## Task instructions
Reproduce the entire listing below exactly.

## The input

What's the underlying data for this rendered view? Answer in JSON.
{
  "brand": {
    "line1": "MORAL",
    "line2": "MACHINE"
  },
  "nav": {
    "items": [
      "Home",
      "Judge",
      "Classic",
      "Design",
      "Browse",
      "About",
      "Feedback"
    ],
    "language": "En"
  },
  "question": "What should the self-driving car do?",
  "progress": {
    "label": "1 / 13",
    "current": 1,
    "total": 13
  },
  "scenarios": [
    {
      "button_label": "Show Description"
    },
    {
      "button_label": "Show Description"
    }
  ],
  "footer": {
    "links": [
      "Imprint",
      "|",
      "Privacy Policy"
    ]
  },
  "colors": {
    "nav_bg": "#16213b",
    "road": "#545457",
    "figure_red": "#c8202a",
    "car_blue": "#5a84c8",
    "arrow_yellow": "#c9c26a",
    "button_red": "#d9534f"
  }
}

## Problem solution
What's the underlying data for this rendered view? Answer in JSON.
{
  "brand": {
    "line1": "MORAL",
    "line2": "MACHINE"
  },
  "nav": {
    "items": [
      "Home",
      "Judge",
      "Classic",
      "Design",
      "Browse",
      "About",
      "Feedback"
    ],
    "language": "En"
  },
  "question": "What should the self-driving car do?",
  "progress": {
    "label": "1 / 13",
    "current": 1,
    "total": 13
  },
  "scenarios": [
    {
      "button_label": "Show Description"
    },
    {
      "button_label": "Show Description"
    }
  ],
  "footer": {
    "links": [
      "Imprint",
      "|",
      "Privacy Policy"
    ]
  },
  "colors": {
    "nav_bg": "#16213b",
    "road": "#545457",
    "figure_red": "#c8202a",
    "car_blue": "#5a84c8",
    "arrow_yellow": "#c9c26a",
    "button_red": "#d9534f"
  }
}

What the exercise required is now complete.